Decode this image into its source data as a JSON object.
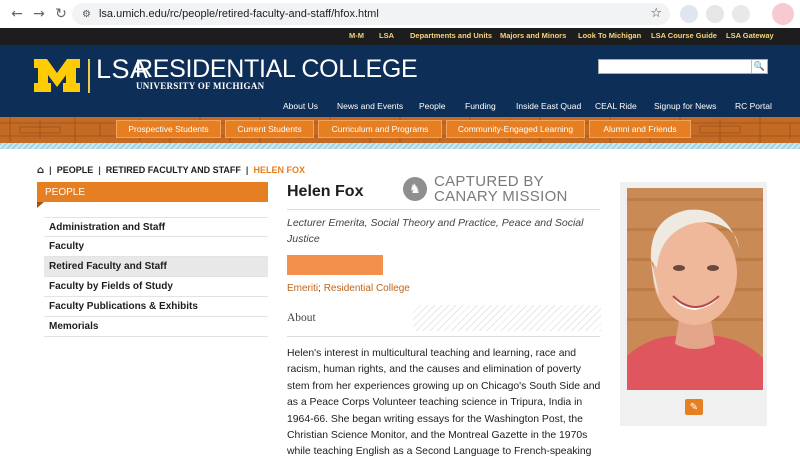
{
  "browser": {
    "url": "lsa.umich.edu/rc/people/retired-faculty-and-staff/hfox.html",
    "back_icon": "←",
    "forward_icon": "→",
    "reload_icon": "↻",
    "star_icon": "☆"
  },
  "utility_nav": [
    "M-M",
    "LSA",
    "Departments and Units",
    "Majors and Minors",
    "Look To Michigan",
    "LSA Course Guide",
    "LSA Gateway"
  ],
  "header": {
    "brand_lsa": "LSA",
    "brand_rc": "RESIDENTIAL COLLEGE",
    "brand_um": "UNIVERSITY OF MICHIGAN",
    "search_placeholder": "",
    "search_icon": "🔍"
  },
  "main_nav": [
    "About Us",
    "News and Events",
    "People",
    "Funding",
    "Inside East Quad",
    "CEAL Ride",
    "Signup for News",
    "RC Portal"
  ],
  "sub_nav": [
    "Prospective Students",
    "Current Students",
    "Curriculum and Programs",
    "Community-Engaged Learning",
    "Alumni and Friends"
  ],
  "breadcrumb": {
    "home_icon": "⌂",
    "items": [
      "PEOPLE",
      "RETIRED FACULTY AND STAFF"
    ],
    "current": "HELEN FOX"
  },
  "sidebar": {
    "heading": "PEOPLE",
    "items": [
      {
        "label": "Administration and Staff",
        "active": false
      },
      {
        "label": "Faculty",
        "active": false
      },
      {
        "label": "Retired Faculty and Staff",
        "active": true
      },
      {
        "label": "Faculty by Fields of Study",
        "active": false
      },
      {
        "label": "Faculty Publications & Exhibits",
        "active": false
      },
      {
        "label": "Memorials",
        "active": false
      }
    ]
  },
  "profile": {
    "name": "Helen Fox",
    "canary_line1": "CAPTURED BY",
    "canary_line2": "CANARY MISSION",
    "title": "Lecturer Emerita, Social Theory and Practice, Peace and Social Justice",
    "meta_1": "Emeriti",
    "meta_sep": ";",
    "meta_2": "Residential College",
    "about_heading": "About",
    "bio": "Helen's interest in multicultural teaching and learning, race and racism, human rights, and the causes and elimination of poverty stem from her experiences growing up on Chicago's South Side and as a Peace Corps Volunteer teaching science in Tripura, India in 1964-66. She began writing essays for the Washington Post, the Christian Science Monitor, and the Montreal Gazette in the 1970s while teaching English as a Second Language to French-speaking",
    "edit_icon": "✎"
  },
  "colors": {
    "header_blue": "#0d2e57",
    "accent_orange": "#e67e22",
    "maize": "#ffcb05"
  }
}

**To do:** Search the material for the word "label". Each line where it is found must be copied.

**Result for this task:**
        "label": "Administration and Staff",
        "label": "Faculty",
        "label": "Retired Faculty and Staff",
        "label": "Faculty by Fields of Study",
        "label": "Faculty Publications & Exhibits",
        "label": "Memorials",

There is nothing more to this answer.